Any team going up to five percent over its allotted pool will be taxed at a 75-percent rate on the overage. A team that overspends by 5-10 percent gets a 75-percent tax plus the loss of a first-round pick. A team that goes 10-15 percent over its pool amount will be hit with a 100-percent penalty on the overage and the loss of a first- and second-round pick. Any overage of 15 percent or more gets a 100-percent tax plus the loss of first-round picks in the next two Drafts.
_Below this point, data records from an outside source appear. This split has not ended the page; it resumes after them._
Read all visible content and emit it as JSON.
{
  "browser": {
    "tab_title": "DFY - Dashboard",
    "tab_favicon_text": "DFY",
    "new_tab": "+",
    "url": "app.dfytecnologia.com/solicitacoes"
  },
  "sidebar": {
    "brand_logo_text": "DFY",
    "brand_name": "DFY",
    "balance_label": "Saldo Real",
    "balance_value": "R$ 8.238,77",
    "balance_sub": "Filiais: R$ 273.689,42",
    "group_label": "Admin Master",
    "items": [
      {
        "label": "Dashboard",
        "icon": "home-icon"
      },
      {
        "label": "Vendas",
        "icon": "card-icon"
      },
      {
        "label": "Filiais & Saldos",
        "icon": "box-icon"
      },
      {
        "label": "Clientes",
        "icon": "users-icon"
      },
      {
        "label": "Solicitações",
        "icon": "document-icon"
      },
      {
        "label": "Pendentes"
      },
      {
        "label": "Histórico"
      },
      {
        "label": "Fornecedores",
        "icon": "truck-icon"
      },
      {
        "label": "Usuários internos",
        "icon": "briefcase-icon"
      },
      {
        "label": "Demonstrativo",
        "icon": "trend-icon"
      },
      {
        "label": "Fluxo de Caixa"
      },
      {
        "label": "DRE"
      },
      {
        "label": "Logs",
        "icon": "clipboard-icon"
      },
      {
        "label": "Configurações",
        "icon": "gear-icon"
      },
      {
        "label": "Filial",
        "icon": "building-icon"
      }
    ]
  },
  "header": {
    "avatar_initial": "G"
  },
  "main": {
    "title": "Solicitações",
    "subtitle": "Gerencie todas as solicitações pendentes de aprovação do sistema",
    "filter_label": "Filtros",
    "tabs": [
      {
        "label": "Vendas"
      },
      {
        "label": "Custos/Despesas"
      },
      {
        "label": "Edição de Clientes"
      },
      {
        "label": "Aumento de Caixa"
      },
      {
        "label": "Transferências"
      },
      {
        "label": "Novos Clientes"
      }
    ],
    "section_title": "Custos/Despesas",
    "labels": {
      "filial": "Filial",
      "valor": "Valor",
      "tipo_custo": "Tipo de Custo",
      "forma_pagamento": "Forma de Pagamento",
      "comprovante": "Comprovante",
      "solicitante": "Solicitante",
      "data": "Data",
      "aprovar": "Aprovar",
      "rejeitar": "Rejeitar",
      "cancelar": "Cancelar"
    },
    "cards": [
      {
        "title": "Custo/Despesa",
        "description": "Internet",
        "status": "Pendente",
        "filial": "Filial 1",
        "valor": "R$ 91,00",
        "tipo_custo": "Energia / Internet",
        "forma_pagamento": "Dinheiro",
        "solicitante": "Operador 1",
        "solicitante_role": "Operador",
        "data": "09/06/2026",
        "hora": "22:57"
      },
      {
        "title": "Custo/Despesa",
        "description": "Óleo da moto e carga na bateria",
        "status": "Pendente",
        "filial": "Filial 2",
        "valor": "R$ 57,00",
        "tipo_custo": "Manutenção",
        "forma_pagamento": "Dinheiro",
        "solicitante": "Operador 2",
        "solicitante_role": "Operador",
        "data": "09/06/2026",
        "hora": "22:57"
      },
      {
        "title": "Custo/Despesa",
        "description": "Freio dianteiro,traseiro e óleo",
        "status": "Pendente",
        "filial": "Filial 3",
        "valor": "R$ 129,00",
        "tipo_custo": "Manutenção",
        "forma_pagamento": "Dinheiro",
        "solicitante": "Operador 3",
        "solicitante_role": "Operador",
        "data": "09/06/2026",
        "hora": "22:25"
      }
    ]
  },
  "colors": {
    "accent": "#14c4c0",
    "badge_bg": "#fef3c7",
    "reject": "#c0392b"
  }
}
The Dodgers have $5,794,200 to spend on their first 10 picks, with $2,702,700 designated for the 23rd overall pick, $1,018,200 for the 62nd overall pick, $537,100 for the 100th overall pick and $401,000 for the 130th overall pick. In the past, the Dodgers have been rigid about not exceeding the threshold that would cost a first-round pick.
Shopping list
Although lefty Julio Urias is the most cherished of their young pitchers, the Dodgers don't have a left-handed hurler listed in MLBPipeline's top 30 club prospects, while they have 13 right-handers listed. And they remain thin at third base, although sliding shortstop Corey Seager there when a replacement for Justin Turner is needed is a logical option, especially if Lux emerges at shortstop.
Trend watch
In his first Draft for the Dodgers, Gasparino took college pitchers with his first two selections and went with collegiates with five of the first six selections, four of them pitchers. But last year, he started off with Lux, followed by a college catcher (Will Smith), the highest Dodgers pick of a catcher since Paul Konerko in 1994. In two Drafts for San Diego, Gasparino took college position players first both times, and both years five of the first six players he selected were position players.
Rising fast
In Spring Training, with only five professional innings pitched, every bullpen session Buehler threw was watched by club executives amidst whispers he might be in Los Angeles by September. A May promotion from Class A Advanced Rancho Cucamonga to Double-A Tulsa keeps that aggressive timetable in play for the 2015 first-rounder, especially stunning because he needed Tommy John surgery after being selected.
Cinderella story
Seventh-rounder Trevor Oaks (2014), now at Triple-A Oklahoma City, is trying to become the first player from California Baptist to reach the Major Leagues. He throws a heavy sinker and gets a lot of ground-ball outs. Oaks knows how to win, having gone 15-8 in college and 29-11 in the Minor Leagues. Like many Dodgers pitchers, he has had Tommy John surgery.
In the Show
From the current 25-man roster, Clayton Kershaw (first round in 2006), Seager (first round in '12), Thomas Stripling (fifth round in '12) and Cody Bellinger (fourth round in '14) were drafted by the Dodgers and developed by their Minor League system.
Dodgers' recent top picks
2016 -- Gavin Lux, SS, Class A Great Lakes
2015 -- Walker Buehler, RHP, Double-A Tulsa
2014 -- Grant Holmes, RHP, Double-A Midland (Oakland)
2013 -- Chris Anderson, RHP, released by Class A Fort Myers (Minnesota) on May 15
2012 -- Corey Seager, SS, Los Angeles

Ken Gurnick has covered the Dodgers since 1989, and for since 2001.